The key to victory: Dogs
Think we're kidding?
A couple of years ago we decided to predict the election results by surveying the dogs that we noticed sniffing under the tables at our customers' campaign headquarters. (Well, OK. We soon discovered the dogs couldn't answer the "push" questions. So actually it became more of a count than a survey.)
(Well, really it was more of an observation than a count. But we think it's valid nonetheless.)
Here's what happened: where we noticed dogs, there was an election-night celebration. Where there were no dogs, there were no wins.
Wow. Did we stumble upon some groundbreaking new methodology, or was it just dumb luck? (Or just dumb?)
Anyone who's visited a campaign headquarters knows it can become quite a mess, particularly when things get busy. Usually someone takes a few minutes each day to at least get rid of the leftover food. But when things get really busy, the food just sits there.
Pizza crust. Oreos. Half-empty plastic cups of formerly-carbonated beverages. Dried-out chip dip. Those animal crackers you buy in mini-barrels at Costco. Spilled two-liters. That gravelly spot on the carpet where someone dropped a bag of Cool Ranch Doritos.
(OK. You know where we're going with this. But there's more ... )
Where there are lots of people coming in and out of the headquarters, the law of averages says that sooner or later someone will survey the scene and say, "Wow! The dogs would love this!" So she'll run home, open the tailgate for the elated dogs (who seem to sense something big is at hand) and grab an indolent teenager or two, whose reluctance to get into the car is mitigated by the promise of food.
The formula is simple:
Dogs = big mess = lots of food = more people = excitement
Which is precisely what an underdog challenger needs to win.
Failing to grasp the magnitude of the task at hand is, in our experience, the primary reason why candidates lose.

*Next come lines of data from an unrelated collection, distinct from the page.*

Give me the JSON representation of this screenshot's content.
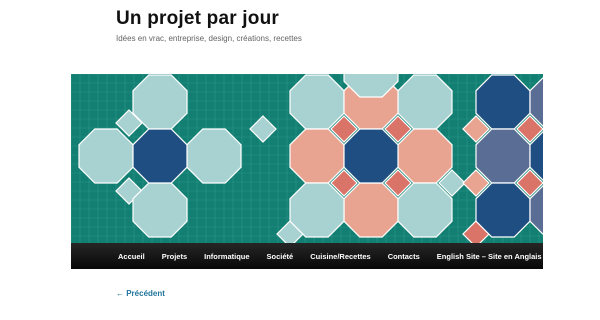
{
  "site": {
    "title": "Un projet par jour",
    "description": "Idées en vrac, entreprise, design, créations, recettes"
  },
  "header_image": {
    "icon": "geometric-tile-pattern",
    "colors": {
      "background": "#137f73",
      "grid_line": "#2a9488",
      "light_tile": "#a8d2d1",
      "salmon_tile": "#e8a490",
      "dark_tile": "#1f4f82",
      "slate_tile": "#5a6d94",
      "diamond": "#db7468"
    }
  },
  "nav": {
    "items": [
      {
        "label": "Accueil"
      },
      {
        "label": "Projets"
      },
      {
        "label": "Informatique"
      },
      {
        "label": "Société"
      },
      {
        "label": "Cuisine/Recettes"
      },
      {
        "label": "Contacts"
      },
      {
        "label": "English Site – Site en Anglais"
      }
    ]
  },
  "post_nav": {
    "previous_label": "← Précédent"
  }
}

It means they're unprepared to recruit the brigade of volunteers and donors necessary to execute a winning campaign plan in every precinct of a vast district. Campaigning is not a go-it-alone endeavor. It requires people. It requires excitement.
Excitement is the magnet that attracts others. Where there's excitement, people feel they're part of something great. Which means they'll want to involve their best friends. Canine or not.
Where there's excitement, there's energy and enthusiasm. The campaign surges into the final weeks with everyone charged by the notion that, yes, we can win! So they'll walk an extra precinct, find more helpers, raise a few extra dollars or make another hundred calls.
Excitement breeds results. When you're on the side that senses victory, you're hoping for 25 people at your phone bank, and 30 wander in. Because they want to be there. If your side has it's back against the wall, depression sets in. Instead of 25 you get 19, who show up because they have to. Instead of 200 reporting for election-day work, you get 150. That creates a performance gap which is reflected in turnout. Which is what swings the close elections.
The candidate's job, therefore, is to create a recruitment culture that welcomes participation and is organized to leverage the unique talents of every person. And every dog. Who, after a raucous victory celebration, will be happy to clean up. Tails a waggin'.